Conflicts arise in any organization nowadays, and they are just common day-to-day menu. But, conflict indicates something misunderstood between the two, which invites us to reflect and resolve in the spirit of humility and acceptance.
Third, believe that every seed planted on a suitable ground will yield fruits. This is a multiplier effect on the efforts we strived for our students and the Ateneo community. We are so blessed to see our graduates of their achievements. To mention a few, it is pleasant to know Dr. Charisse Toledo, Dr. Lyza Camille Gadong, Dr. Christopher John Po, Dr. Jan Patrick Ng, Dr. Leif Bayani Marold… We are proud of them as our students. As their science teacher before, I would stare meaningfully and say “I was the one who told them about cells. And now, they are doctors.”
One time, I met a familiar face, smiling to me from afar. And immediately, he uttered, Sir Pradas, remember me?” I replied humorously, “Of course how can I forget the noisiest boy in my class? How are you?” He said, “Sir, lawyer na ako.” That was Atty. Angelo Karlo Guillen. Similarly, I am so happy to see the billboard at University of San Agustin, which states, Atty. Bryan Kevin Tung.
Those are just a handful of success. And, of course, we are not neglecting our own students who decided to be teachers now, Marjie, Maryan, Janelle and Van. Kidding aside, it is a good choice that you do not teach Science, or else… A piece of advice for you: When you teach, commit your life, and go beyond the purpose of compliance. Commitment is more than just compliance. God will always bless you in your efforts and honesty.
Last, listen to your mistakes and make a great effort to innovate. I remember Fr. Manny, who always told us in the past, “Do something more every time. Imagine the details, details and details.” Fr. Salty implies something like “reinvent the wheel, rehash, relevance, para maiba naman.” As Fr. Jhaw would normally remind us, “Let’s innovate.” Amat-Amat is one of his favorite words.
Dear teachers, the bottom line is, let us all raise the quality of standards. The Zen principle says, “When it is working, it is obsolete.” This invites us to think of the ways to make a difference every day in our work.
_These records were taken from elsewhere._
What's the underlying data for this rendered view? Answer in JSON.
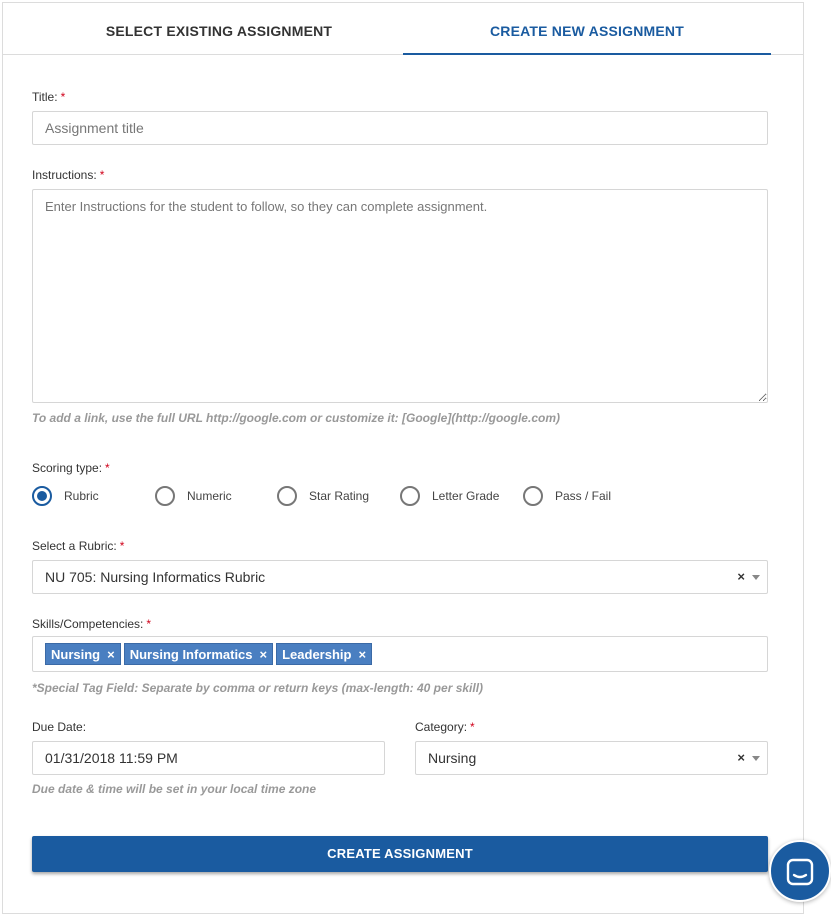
{
  "tabs": [
    {
      "label": "SELECT EXISTING ASSIGNMENT",
      "active": false
    },
    {
      "label": "CREATE NEW ASSIGNMENT",
      "active": true
    }
  ],
  "form": {
    "title": {
      "label": "Title:",
      "required_mark": "*",
      "value": "",
      "placeholder": "Assignment title"
    },
    "instructions": {
      "label": "Instructions:",
      "required_mark": "*",
      "value": "",
      "placeholder": "Enter Instructions for the student to follow, so they can complete assignment.",
      "hint": "To add a link, use the full URL http://google.com or customize it: [Google](http://google.com)"
    },
    "scoring": {
      "label": "Scoring type:",
      "required_mark": "*",
      "options": [
        "Rubric",
        "Numeric",
        "Star Rating",
        "Letter Grade",
        "Pass / Fail"
      ],
      "selected": "Rubric"
    },
    "rubric": {
      "label": "Select a Rubric:",
      "required_mark": "*",
      "value": "NU 705: Nursing Informatics Rubric",
      "clear": "×"
    },
    "skills": {
      "label": "Skills/Competencies:",
      "required_mark": "*",
      "tags": [
        "Nursing",
        "Nursing Informatics",
        "Leadership"
      ],
      "remove_glyph": "×",
      "hint": "*Special Tag Field: Separate by comma or return keys (max-length: 40 per skill)"
    },
    "due_date": {
      "label": "Due Date:",
      "value": "01/31/2018 11:59 PM",
      "hint": "Due date & time will be set in your local time zone"
    },
    "category": {
      "label": "Category:",
      "required_mark": "*",
      "value": "Nursing",
      "clear": "×"
    },
    "submit_label": "CREATE ASSIGNMENT"
  },
  "colors": {
    "accent": "#1a5ba0",
    "tag": "#4a7fc1",
    "required": "#d0021b"
  },
  "chat": {
    "icon": "chat-icon"
  }
}
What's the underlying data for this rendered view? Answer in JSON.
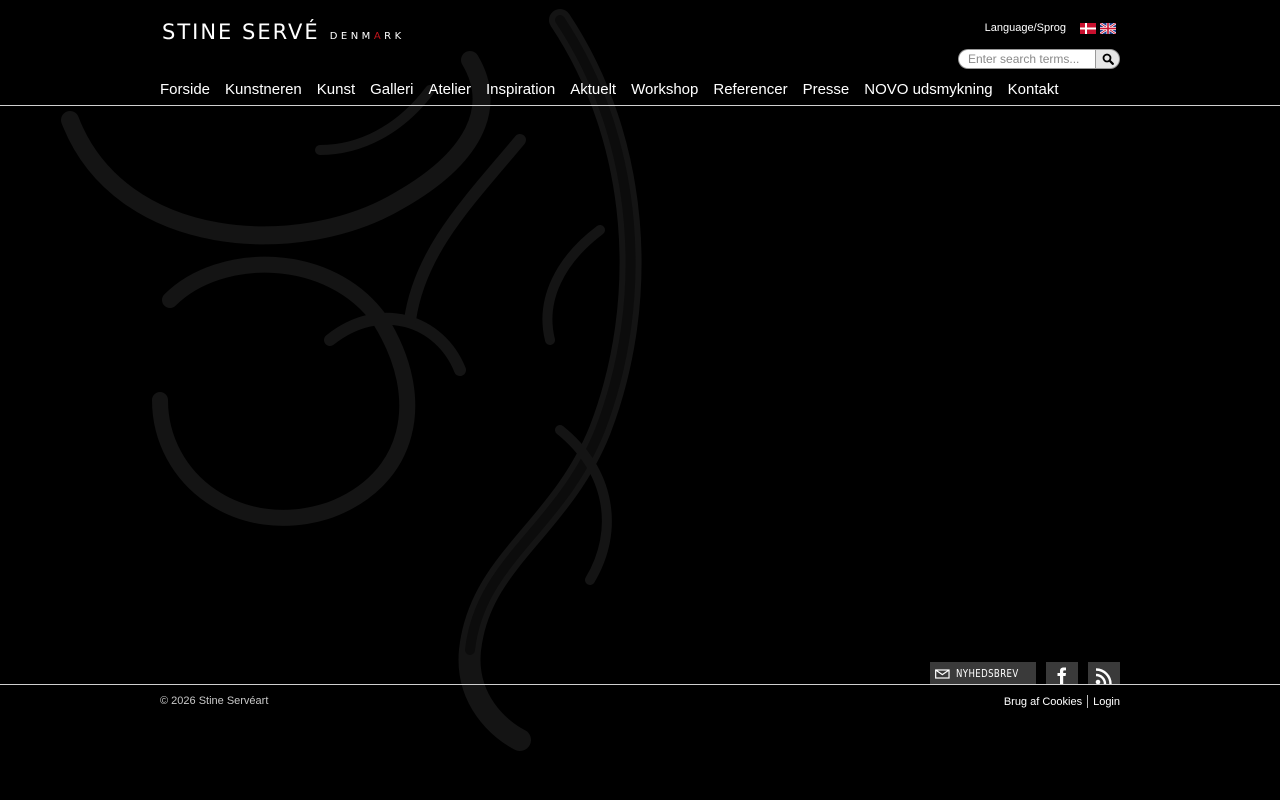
{
  "header": {
    "logo": {
      "name": "STINE SERVÉ",
      "sub_before": "DENM",
      "sub_accent": "A",
      "sub_after": "RK"
    },
    "language_label": "Language/Sprog",
    "flags": [
      {
        "icon": "danish-flag-icon"
      },
      {
        "icon": "uk-flag-icon"
      }
    ],
    "search": {
      "placeholder": "Enter search terms...",
      "button_icon": "search-icon"
    }
  },
  "nav": {
    "items": [
      {
        "label": "Forside"
      },
      {
        "label": "Kunstneren"
      },
      {
        "label": "Kunst"
      },
      {
        "label": "Galleri"
      },
      {
        "label": "Atelier"
      },
      {
        "label": "Inspiration"
      },
      {
        "label": "Aktuelt"
      },
      {
        "label": "Workshop"
      },
      {
        "label": "Referencer"
      },
      {
        "label": "Presse"
      },
      {
        "label": "NOVO udsmykning"
      },
      {
        "label": "Kontakt"
      }
    ]
  },
  "social": {
    "newsletter_label": "NYHEDSBREV",
    "newsletter_icon": "mail-icon",
    "facebook_icon": "facebook-icon",
    "rss_icon": "rss-icon"
  },
  "footer": {
    "copyright": "© 2026 Stine Servéart",
    "links": [
      {
        "label": "Brug af Cookies"
      },
      {
        "label": "Login"
      }
    ]
  },
  "colors": {
    "background": "#000000",
    "accent": "#c0141c",
    "divider": "#cfcfcf",
    "button_bg": "#3a3a3a"
  }
}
Ateneo will soon lose its identity if we stop innovating. We would sound like a conglomerate rock, which is composed of several particles, clumped together through sedimentation. Precisely, if we would not be innovative, we would be left behind, we would sound like a combination of different schools in the locality. And, this is an honest question, how far do we differ from them? If we see no difference at all, that’s dangerous.
But, Ateneo is not the building. Ateneo is its community of believers. One of the great pillars that spell the difference in Ateneo are the teachers. I would congratulate all of you as part of this celebration for your choice of becoming teachers. Once you're entangled for love in teaching, you would have a difficulty of moving away from it; where many of us remain single because of teaching. I guess, it’s a choice. A difficult choice.
On a personal note, I take this opportunity to thank my colleagues, supervisors and administrators for accompanying me for all the ups and downs of my stay here at Ateneo, for the gift of friendship, for understanding my shortcomings, for welcoming me back to the classroom, salamat gid. Somewhere, someday, somehow, I will proudly tell myself and always remember this… I have been a teacher in my life, which I never dreamed of before. And take note, in Ateneo.
To look beyond the glory is the hardest part, for a hero's strength is measured by his heart. Let us keep our hopes high.
This is our story. Our journey.
Thank you and happy teachers’ day!
(delivered by Jose Neil Pradas during the Teachers’ Day Program @ Smallville 21, 2 October 2015)